Note the sneering tone. Israel wants the “Palestinians” to recognize Israel as a Jewish state so as to end their oft-stated imperative to destroy it utterly. They want the “Palestinians” to recognize that Israel has a right to exist, and to exist as a state with a Jewish majority. Christians and other non-Jews in Israel enjoy equality of rights and are represented in the Knesset. Compare their situation to the plight of non-Muslims in Islamic states, which Time would never dare criticize: in Pakistan, Iran and elsewhere, non-Muslims live a precarious existence, harassed and brutalized with little or no recourse to protection from the authorities. In Israel, non-Jews live freely.
Palestinian leaders regard IDF recruitment–as well as a Knesset vote last month designating a seat for Christians on an employment commission—as a cynical, divide-and-rule tactic intended to splinter the solidarity of a national liberation movement conceived, in the 1960s, around a newly emerged Palestinian identity. “It’s an expression of the way the Israeli system thinks and works,” says Hanan Ashrawi, a senior PLO official: “Dividing people, defining them by religion, trying to discriminate.”
Actually this Israeli decision was a reaction against divide-and-rule tactics employed by Islamic supremacists in the days of the caliphates and Islamic empires, up to and including the Ottoman Empire: the dhimmi communities were divided from each other and their mutual antagonisms encouraged and perpetuated at the highest levels, so as to avoid the creation of a coalition of victimized peoples against their Muslim overlords. Arab nationalism later co-opted Middle Eastern Christian communities as fellow Arabs and made it a linchpin of Arab loyalty to support the Islamic agenda, when the natural alliance would have been for dhimmi communities to unite against the Sharia imperative. Israel has no made a welcome step toward that alliance.

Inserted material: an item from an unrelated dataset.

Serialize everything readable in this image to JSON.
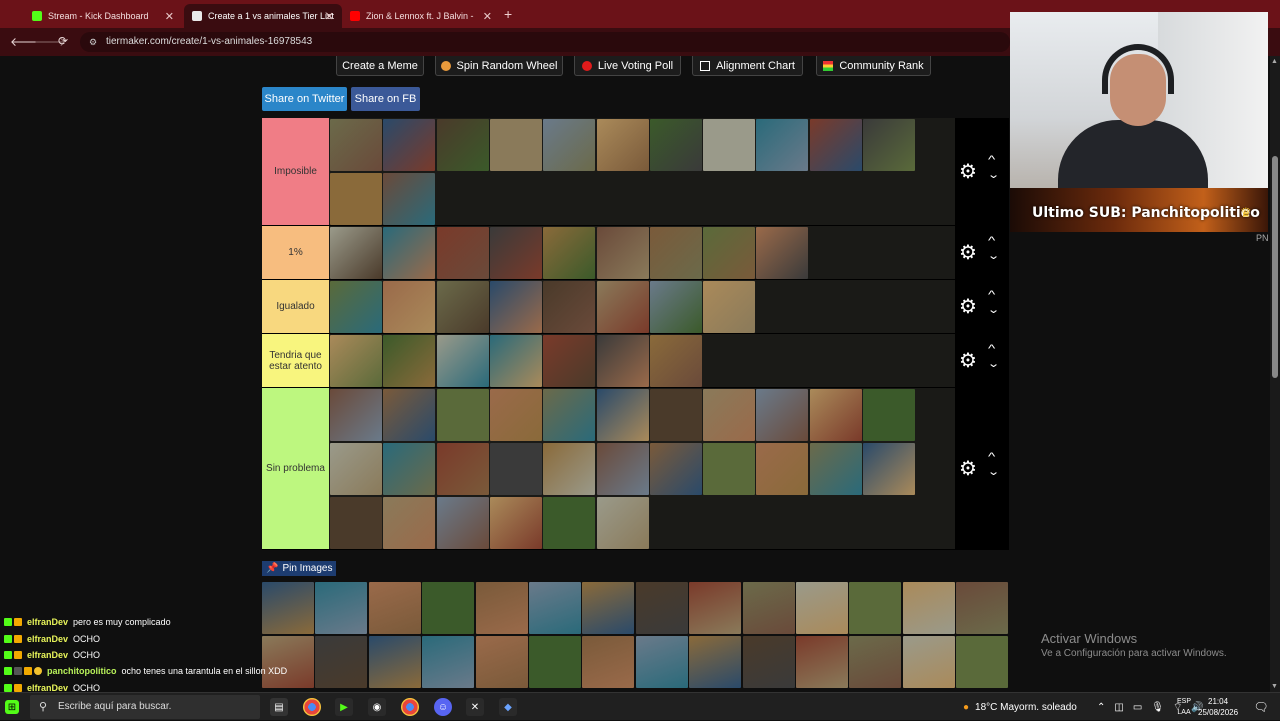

Father Naddaf says that’s fine by him. In Israel, he says, military service is a key to success in life and Christians want to do better. “Enough of the lies regarding Christian identity and the nationality of the Christians in Israel,” Naddaf tells TIME. “We want to integrate into Israeli society. We want to contribute to the society we live in. And we want to represent ourselves. No one else will.”
The priest said Christians have learned from the examples of other non-Jews who advanced in Israeli society by serving in the military: the Druze and Bedouin, Arabic-speaking residents of Israel who have never identified as Palestinian. In 2012, along with two other Orthodox priests, Naddaf established the “Israeli-Christian Recruitment Forum” to encourage army enlistment. The forum has its own flag—a sword in the shape of a cross behind the Israel’s own Star of David standard—but the two other priests are gone. “Unfortunately they withdrew because of the threats,” says Naddaf, who has received so many threats to his own life that Israel’s internal security service rates him at level four on a scale of one to six, he says.
Which bring us to another driver of the nascent movement: The dire situation facing Christian populations from Iraq to Egypt to Syria. “We are caught between the hammer and anvil,” says Ezak Hallak, a Nazareth lawyer for the Forum, quoting a Hebrew expression. “In our hearts, we support Israel, the Jews. I think the Christians in the Middle East are getting slaughtered because we are not speaking what is in our hearts. Stand up for yourself. There is no other way to face the craziness of the radical Arabs. No other way in the world.”
How controversial is an Arab joining the IDF? After enlisting, Naddaf’s son, Jabron, was attacked on the street by a man shouting “traitor”—a word even his friends would have used just two years ago, Jabron Naddaf says, “but it’s not the case any more.” And indeed, the idea of serving in the IDF brought no strong reactions from a half dozen people—all Muslims—interviewed on the street in downtown Nazareth, the town where, according to lore, Christ came of age….